Required work:
Go through the records, and copy each line in which the string "shortcut" is present.

(Dataset rows describing interfaces)

————

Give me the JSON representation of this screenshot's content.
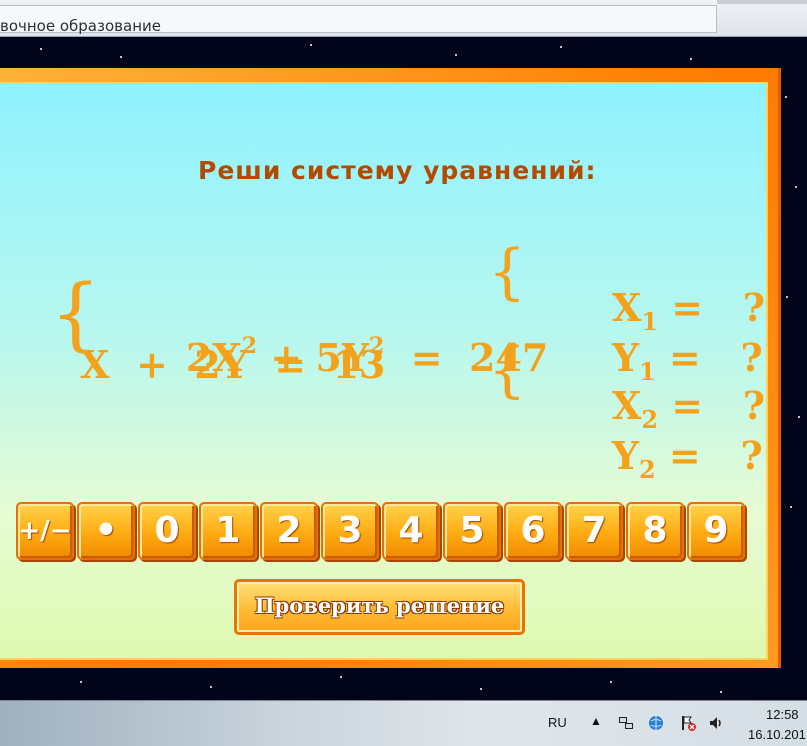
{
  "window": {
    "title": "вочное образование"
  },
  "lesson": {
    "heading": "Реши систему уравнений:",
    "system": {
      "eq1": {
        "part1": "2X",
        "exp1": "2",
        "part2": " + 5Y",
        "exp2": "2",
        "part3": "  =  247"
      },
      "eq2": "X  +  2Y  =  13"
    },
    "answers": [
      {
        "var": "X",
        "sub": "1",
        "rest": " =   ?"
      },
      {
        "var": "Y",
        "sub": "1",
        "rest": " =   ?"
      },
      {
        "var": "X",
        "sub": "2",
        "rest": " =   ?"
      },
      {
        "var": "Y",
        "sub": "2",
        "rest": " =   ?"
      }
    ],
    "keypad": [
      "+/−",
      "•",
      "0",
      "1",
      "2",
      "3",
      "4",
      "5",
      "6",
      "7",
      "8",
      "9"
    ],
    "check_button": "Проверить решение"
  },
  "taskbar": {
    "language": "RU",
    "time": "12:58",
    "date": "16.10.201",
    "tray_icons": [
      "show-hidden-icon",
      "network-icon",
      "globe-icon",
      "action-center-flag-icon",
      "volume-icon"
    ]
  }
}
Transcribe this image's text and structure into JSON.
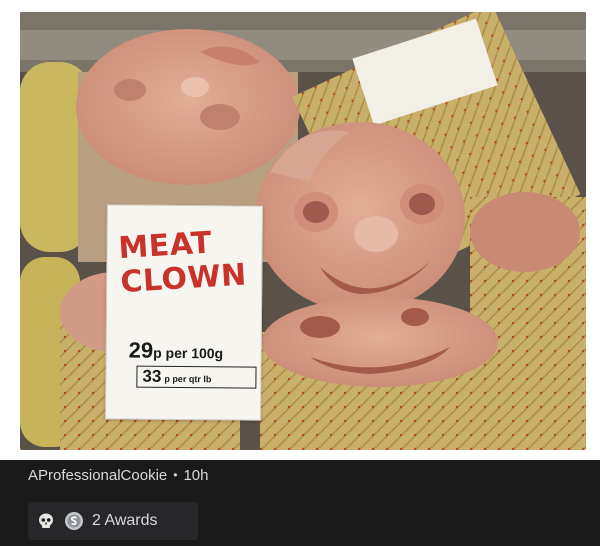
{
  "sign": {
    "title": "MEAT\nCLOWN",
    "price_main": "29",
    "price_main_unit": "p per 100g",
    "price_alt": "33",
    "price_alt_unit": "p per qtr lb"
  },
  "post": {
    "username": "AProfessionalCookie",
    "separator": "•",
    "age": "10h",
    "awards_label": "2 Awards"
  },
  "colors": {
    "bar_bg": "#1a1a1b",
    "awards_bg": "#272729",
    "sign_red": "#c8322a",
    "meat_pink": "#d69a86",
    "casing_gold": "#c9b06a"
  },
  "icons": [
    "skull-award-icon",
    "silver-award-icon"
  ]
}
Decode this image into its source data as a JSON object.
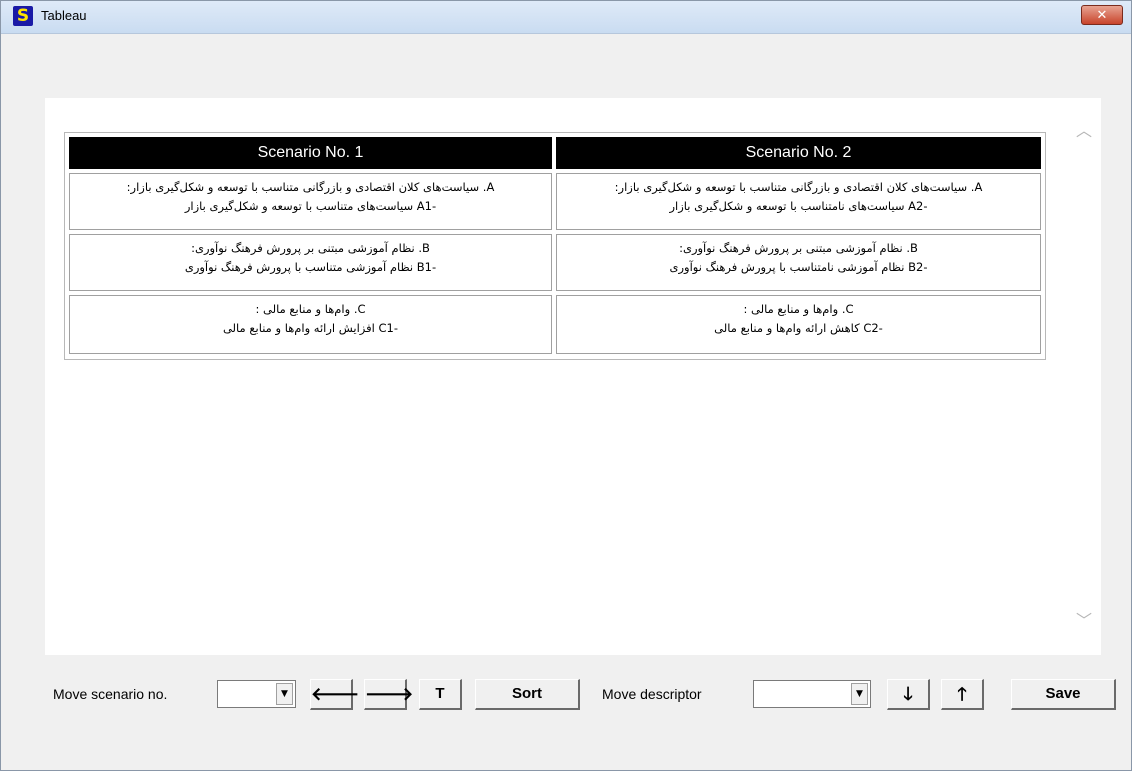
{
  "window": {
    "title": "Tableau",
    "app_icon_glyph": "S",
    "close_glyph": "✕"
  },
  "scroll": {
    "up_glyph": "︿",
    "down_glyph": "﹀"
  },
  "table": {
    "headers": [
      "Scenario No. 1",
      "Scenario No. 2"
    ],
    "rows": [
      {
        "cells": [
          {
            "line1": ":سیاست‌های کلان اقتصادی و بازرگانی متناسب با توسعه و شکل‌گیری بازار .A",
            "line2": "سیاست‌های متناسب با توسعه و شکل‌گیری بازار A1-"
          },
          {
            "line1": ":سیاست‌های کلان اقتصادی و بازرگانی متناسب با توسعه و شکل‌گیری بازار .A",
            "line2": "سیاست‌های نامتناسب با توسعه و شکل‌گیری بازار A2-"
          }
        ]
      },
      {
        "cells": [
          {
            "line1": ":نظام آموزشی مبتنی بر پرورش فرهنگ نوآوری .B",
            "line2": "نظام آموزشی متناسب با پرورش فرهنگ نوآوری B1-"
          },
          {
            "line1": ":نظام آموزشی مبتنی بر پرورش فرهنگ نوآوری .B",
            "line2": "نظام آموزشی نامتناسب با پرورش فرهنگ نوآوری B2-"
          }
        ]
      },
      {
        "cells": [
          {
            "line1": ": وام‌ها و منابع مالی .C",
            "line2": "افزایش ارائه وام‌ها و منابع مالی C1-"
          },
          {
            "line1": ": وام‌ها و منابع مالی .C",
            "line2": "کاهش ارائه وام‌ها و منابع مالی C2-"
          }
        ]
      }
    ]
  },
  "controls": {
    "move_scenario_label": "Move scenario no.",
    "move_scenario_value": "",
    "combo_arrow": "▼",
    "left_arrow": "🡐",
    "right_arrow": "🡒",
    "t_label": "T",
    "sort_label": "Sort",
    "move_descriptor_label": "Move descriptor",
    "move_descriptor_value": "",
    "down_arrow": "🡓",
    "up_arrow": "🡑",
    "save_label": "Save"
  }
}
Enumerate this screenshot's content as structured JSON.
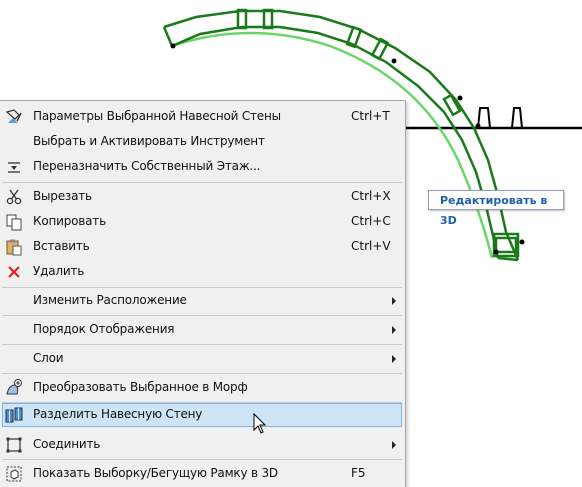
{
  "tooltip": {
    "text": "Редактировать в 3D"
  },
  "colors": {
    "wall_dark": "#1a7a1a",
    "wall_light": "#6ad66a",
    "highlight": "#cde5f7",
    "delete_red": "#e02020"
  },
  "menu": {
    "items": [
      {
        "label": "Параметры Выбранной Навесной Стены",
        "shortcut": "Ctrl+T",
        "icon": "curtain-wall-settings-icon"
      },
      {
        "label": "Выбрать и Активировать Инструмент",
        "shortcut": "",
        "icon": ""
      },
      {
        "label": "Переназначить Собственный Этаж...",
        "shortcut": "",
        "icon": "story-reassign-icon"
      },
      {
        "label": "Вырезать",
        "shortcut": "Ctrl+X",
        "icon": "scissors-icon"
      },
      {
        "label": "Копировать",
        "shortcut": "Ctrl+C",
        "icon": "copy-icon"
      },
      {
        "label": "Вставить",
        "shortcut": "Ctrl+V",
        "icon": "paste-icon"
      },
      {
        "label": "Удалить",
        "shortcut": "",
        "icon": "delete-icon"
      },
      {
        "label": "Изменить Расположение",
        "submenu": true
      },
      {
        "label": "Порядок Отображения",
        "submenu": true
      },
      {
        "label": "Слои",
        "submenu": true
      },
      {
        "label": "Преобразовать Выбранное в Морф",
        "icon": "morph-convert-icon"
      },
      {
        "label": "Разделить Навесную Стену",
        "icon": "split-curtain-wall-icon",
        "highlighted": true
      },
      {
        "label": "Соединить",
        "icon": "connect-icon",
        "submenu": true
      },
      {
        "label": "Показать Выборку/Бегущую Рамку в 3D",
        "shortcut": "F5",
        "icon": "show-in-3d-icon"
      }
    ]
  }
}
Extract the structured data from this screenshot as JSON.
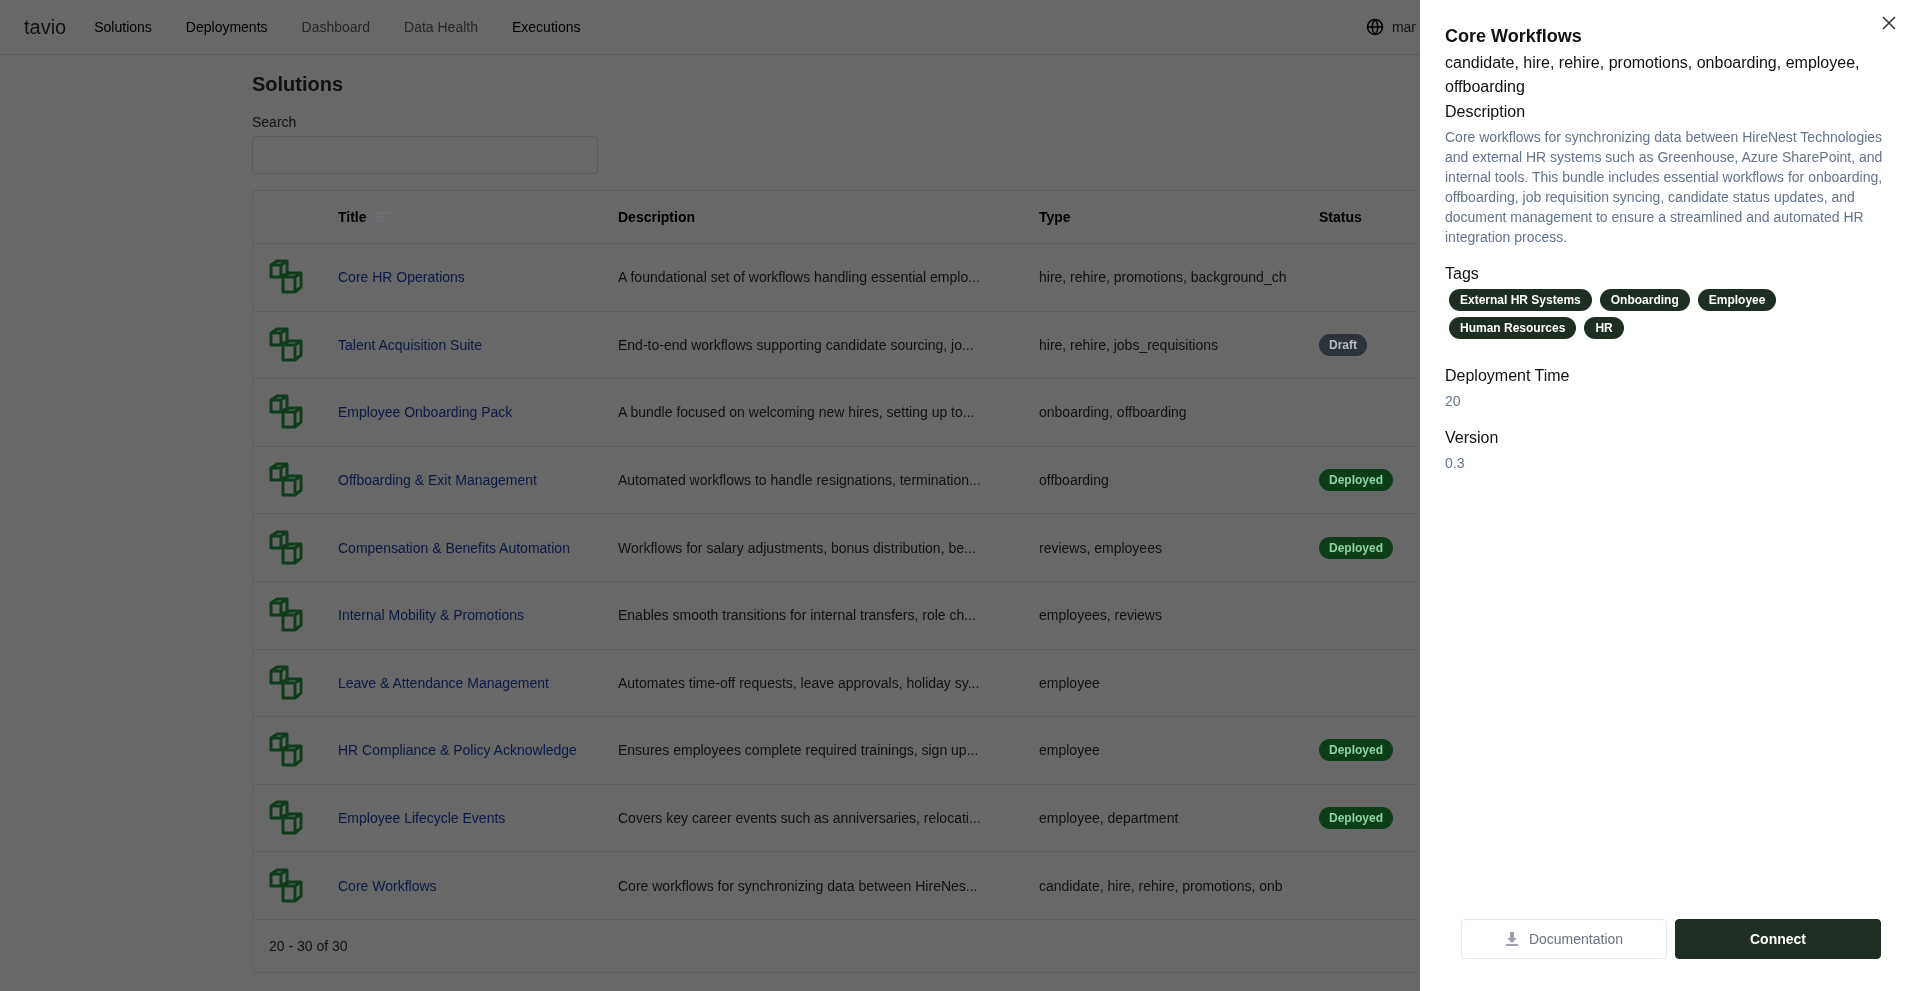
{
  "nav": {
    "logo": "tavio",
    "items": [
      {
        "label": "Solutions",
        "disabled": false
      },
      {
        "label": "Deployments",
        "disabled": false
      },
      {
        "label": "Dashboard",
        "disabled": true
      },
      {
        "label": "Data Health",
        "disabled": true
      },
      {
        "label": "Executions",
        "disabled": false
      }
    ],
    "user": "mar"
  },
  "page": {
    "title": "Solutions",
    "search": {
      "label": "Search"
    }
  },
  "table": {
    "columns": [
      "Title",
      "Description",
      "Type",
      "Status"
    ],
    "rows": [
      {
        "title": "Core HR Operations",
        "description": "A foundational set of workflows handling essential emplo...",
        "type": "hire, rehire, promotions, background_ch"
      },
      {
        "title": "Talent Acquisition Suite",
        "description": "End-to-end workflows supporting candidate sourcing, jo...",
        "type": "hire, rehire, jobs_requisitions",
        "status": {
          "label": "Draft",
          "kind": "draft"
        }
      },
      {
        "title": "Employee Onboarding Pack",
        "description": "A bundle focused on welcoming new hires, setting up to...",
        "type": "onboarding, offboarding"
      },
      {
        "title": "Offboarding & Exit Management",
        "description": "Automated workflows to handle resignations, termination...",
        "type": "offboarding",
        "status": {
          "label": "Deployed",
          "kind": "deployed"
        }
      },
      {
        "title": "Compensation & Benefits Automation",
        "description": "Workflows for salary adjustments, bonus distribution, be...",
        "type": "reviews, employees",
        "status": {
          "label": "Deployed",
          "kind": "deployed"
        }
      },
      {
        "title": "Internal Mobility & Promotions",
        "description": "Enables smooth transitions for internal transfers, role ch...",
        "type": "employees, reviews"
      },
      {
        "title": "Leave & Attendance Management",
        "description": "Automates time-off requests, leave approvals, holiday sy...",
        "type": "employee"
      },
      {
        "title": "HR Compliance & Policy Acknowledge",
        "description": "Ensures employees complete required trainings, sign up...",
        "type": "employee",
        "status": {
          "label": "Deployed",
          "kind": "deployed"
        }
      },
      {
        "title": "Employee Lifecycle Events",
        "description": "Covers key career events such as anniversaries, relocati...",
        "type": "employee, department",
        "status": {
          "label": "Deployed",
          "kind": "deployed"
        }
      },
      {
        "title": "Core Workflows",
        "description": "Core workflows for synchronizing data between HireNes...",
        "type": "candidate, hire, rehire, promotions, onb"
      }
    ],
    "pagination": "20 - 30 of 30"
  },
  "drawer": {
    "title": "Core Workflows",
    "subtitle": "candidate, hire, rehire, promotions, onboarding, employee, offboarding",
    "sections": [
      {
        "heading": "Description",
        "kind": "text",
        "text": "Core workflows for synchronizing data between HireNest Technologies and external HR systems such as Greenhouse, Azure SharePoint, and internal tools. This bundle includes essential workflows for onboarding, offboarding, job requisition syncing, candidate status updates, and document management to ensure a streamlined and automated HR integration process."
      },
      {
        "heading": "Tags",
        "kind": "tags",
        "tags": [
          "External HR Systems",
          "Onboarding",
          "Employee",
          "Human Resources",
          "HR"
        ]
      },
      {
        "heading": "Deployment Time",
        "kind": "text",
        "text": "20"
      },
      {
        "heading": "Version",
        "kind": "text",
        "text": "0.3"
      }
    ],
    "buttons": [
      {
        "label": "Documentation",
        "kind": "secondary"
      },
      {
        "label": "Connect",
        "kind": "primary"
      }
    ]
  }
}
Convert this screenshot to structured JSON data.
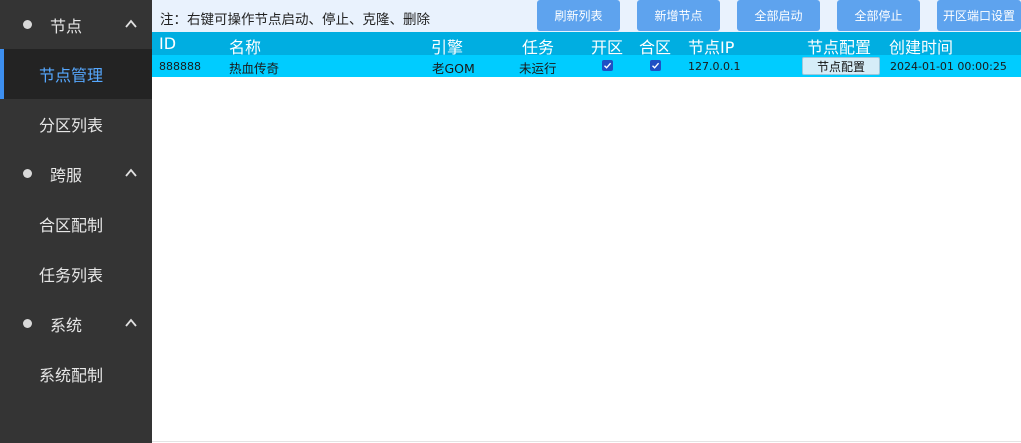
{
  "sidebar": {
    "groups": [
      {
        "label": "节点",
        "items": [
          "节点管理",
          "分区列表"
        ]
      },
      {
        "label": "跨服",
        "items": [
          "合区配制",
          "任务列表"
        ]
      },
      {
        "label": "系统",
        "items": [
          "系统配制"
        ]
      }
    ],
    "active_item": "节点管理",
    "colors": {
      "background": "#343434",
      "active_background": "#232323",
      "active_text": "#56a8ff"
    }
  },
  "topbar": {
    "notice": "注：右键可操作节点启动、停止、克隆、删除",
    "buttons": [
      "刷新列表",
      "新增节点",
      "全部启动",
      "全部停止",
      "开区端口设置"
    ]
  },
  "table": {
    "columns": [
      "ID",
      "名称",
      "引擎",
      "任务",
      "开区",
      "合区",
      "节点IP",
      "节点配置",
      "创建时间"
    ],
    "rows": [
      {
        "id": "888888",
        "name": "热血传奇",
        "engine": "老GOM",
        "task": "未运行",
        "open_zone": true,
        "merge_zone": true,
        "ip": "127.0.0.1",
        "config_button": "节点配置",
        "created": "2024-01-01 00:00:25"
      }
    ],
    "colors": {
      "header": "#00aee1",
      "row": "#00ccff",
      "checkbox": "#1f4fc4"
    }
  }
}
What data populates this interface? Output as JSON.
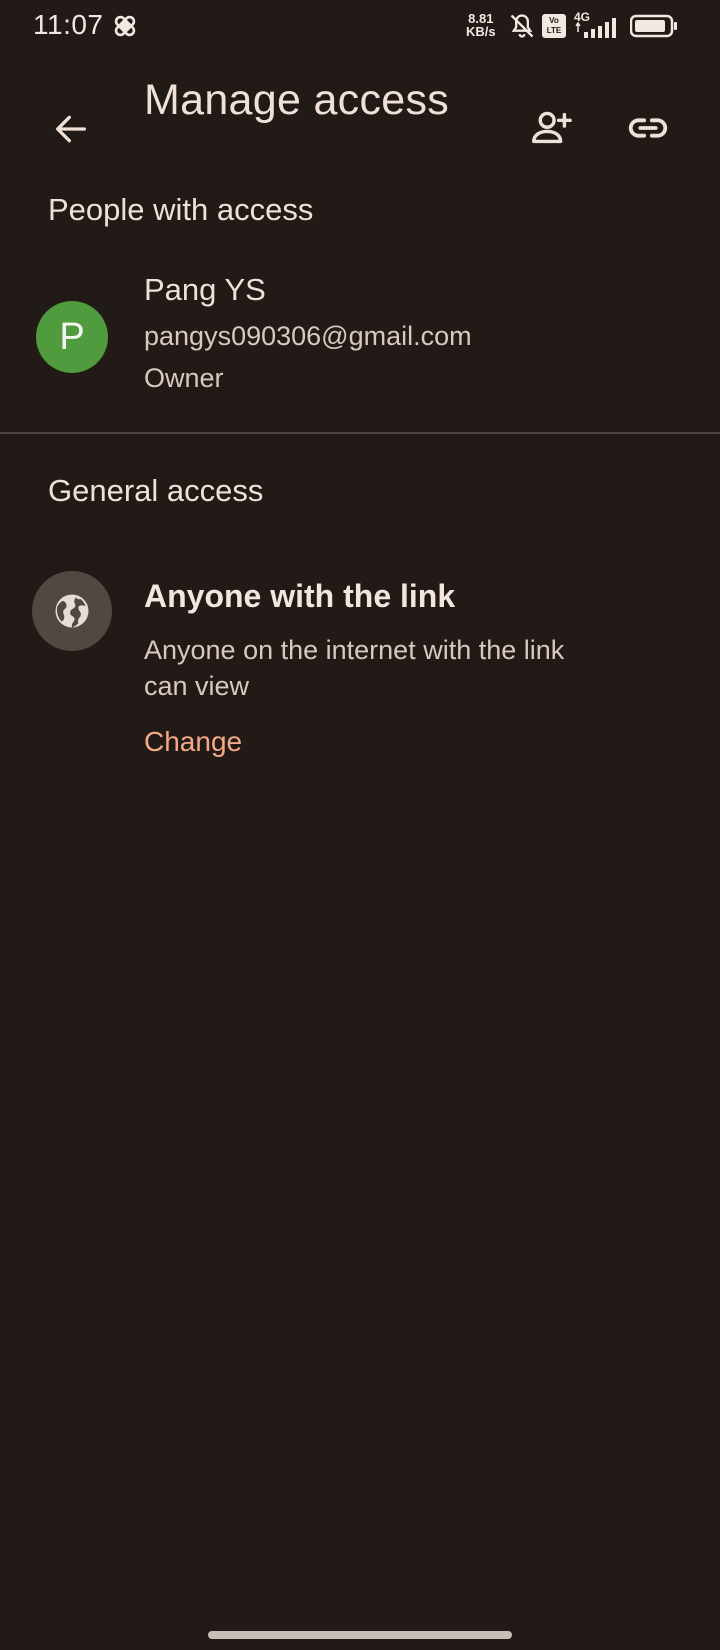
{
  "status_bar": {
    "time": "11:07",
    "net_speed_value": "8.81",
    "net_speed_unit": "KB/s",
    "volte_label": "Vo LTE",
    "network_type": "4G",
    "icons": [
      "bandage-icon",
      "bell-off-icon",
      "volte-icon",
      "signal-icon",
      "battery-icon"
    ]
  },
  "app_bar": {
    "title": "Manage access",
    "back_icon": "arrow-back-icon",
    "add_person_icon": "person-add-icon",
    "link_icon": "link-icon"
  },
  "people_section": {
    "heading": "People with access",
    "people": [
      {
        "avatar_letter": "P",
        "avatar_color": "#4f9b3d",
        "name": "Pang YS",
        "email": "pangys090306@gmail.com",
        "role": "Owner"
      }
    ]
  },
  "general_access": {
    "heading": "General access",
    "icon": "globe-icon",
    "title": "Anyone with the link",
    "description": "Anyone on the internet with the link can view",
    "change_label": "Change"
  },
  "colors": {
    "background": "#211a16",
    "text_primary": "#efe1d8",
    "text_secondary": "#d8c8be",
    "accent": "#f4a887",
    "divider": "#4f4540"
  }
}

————

Solution to this exercise:
        "shortcut": "Ctrl+T",
        "shortcut": "",
        "shortcut": "",
        "shortcut": "Ctrl+X",
        "shortcut": "Ctrl+C",
        "shortcut": "Ctrl+V",
        "shortcut": "",
        "shortcut": "F5",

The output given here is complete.